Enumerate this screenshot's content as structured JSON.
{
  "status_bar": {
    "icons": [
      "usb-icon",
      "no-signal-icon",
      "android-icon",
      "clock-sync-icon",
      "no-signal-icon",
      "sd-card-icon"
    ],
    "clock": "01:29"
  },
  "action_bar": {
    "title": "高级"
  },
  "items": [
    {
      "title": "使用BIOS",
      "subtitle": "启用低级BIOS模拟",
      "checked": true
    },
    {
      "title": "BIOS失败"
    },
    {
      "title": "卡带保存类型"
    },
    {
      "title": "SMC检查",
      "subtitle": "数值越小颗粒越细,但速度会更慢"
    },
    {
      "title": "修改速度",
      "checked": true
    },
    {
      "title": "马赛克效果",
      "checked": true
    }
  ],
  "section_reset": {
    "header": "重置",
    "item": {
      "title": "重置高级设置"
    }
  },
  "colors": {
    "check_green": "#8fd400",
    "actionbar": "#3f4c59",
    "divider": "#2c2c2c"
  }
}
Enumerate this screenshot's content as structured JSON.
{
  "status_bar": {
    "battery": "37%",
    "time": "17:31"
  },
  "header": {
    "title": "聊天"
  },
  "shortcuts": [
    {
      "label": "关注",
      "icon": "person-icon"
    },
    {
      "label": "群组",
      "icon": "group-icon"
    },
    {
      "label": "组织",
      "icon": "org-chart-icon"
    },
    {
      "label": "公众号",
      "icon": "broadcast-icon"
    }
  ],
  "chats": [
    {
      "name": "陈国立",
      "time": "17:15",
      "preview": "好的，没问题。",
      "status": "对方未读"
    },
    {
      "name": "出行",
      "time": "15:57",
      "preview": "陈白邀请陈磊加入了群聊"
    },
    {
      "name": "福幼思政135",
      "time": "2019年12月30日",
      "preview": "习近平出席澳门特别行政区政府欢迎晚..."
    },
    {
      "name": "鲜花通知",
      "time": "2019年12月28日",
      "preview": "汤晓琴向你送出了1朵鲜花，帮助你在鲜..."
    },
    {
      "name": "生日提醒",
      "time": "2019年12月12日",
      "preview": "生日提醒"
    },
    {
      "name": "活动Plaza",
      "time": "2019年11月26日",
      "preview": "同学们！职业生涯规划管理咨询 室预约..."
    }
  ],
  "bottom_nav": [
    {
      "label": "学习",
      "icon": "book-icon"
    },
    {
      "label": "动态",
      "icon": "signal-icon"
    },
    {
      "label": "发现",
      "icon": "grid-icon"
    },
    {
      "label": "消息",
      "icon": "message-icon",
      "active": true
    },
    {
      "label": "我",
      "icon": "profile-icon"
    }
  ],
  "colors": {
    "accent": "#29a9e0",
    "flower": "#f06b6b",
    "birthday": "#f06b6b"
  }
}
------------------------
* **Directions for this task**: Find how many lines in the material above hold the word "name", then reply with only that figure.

* **Solution to the problem**: 6